*Your instructions*: In the records that follow, show each line where the word "Contact" is present.

━━ Entries shown ━━

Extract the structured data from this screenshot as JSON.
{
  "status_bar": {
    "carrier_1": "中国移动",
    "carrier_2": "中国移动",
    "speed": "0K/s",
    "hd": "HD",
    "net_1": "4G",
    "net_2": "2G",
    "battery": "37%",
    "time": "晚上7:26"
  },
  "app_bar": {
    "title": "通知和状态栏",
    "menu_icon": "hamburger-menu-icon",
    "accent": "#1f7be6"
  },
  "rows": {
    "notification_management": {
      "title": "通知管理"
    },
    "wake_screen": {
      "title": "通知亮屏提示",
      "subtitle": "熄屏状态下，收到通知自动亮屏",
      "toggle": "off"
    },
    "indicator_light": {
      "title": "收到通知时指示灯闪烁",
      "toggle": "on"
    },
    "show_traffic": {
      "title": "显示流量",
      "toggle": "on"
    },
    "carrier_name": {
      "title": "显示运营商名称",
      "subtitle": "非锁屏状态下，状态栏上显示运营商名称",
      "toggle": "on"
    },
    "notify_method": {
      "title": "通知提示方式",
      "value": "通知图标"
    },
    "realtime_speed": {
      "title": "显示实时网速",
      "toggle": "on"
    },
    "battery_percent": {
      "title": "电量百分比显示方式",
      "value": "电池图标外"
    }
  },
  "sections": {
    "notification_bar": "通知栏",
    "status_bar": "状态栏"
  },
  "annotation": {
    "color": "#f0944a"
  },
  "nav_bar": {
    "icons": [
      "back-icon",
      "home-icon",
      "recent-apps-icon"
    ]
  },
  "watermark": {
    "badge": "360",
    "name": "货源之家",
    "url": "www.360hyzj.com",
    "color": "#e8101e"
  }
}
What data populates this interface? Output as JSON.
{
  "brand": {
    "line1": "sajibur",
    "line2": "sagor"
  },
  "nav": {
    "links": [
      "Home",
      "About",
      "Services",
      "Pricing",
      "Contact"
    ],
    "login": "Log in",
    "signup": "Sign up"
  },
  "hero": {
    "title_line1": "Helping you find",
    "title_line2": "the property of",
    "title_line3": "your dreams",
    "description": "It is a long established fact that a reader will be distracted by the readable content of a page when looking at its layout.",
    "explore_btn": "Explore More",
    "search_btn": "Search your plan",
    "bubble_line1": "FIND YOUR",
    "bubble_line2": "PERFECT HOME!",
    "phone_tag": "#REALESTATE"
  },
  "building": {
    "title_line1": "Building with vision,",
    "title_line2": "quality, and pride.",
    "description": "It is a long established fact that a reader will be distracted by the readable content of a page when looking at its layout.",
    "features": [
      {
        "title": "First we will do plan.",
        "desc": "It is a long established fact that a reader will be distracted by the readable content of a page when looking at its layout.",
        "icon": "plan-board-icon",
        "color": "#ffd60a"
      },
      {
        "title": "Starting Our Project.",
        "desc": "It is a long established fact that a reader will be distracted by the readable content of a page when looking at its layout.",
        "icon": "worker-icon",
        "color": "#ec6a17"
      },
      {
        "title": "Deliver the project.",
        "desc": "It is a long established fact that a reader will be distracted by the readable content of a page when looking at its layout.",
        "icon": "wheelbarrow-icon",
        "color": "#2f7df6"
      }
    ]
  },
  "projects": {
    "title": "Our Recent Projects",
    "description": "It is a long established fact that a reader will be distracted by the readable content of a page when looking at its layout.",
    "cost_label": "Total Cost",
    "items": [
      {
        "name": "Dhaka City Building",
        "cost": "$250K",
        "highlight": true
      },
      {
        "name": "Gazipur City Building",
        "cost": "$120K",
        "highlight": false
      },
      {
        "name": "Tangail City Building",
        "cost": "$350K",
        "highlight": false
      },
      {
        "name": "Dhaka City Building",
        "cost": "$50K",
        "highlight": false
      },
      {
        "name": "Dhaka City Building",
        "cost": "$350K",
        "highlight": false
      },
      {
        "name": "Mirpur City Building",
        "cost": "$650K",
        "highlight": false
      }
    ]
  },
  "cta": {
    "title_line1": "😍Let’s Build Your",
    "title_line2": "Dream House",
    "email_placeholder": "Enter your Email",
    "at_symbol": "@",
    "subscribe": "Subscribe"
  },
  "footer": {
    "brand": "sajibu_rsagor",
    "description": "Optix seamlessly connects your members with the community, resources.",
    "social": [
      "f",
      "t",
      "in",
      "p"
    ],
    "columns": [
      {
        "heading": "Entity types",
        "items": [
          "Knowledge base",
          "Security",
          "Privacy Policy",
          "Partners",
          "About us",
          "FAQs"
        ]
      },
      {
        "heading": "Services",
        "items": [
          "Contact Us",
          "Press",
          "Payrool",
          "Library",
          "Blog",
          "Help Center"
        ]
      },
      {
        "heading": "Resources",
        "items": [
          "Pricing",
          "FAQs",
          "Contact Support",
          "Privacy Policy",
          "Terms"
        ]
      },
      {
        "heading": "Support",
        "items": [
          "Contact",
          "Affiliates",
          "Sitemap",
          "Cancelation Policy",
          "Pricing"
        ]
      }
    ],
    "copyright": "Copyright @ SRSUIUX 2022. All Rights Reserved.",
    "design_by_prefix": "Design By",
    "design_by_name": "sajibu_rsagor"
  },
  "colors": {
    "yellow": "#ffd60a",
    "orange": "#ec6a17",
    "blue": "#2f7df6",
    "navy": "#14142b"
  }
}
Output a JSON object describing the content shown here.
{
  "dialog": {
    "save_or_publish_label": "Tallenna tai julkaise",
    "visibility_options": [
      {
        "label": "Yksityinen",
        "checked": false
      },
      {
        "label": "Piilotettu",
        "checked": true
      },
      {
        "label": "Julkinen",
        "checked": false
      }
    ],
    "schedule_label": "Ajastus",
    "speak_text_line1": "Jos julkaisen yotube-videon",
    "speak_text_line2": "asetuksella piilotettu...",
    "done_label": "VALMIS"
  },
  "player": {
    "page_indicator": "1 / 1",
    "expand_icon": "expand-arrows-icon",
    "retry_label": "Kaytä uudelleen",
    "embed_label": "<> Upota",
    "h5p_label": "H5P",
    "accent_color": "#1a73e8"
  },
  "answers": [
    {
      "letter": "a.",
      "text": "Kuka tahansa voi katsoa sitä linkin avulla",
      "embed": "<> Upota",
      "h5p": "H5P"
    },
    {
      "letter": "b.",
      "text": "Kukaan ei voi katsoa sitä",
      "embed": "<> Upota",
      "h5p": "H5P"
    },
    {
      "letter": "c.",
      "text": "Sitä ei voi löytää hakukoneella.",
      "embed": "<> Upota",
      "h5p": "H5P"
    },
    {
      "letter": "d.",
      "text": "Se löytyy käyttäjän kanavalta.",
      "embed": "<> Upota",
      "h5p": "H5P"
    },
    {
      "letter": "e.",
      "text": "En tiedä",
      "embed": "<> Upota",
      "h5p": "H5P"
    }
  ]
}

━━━

*Completed task*:
      "Contact"
          "Contact Us",
          "Contact Support",
          "Contact",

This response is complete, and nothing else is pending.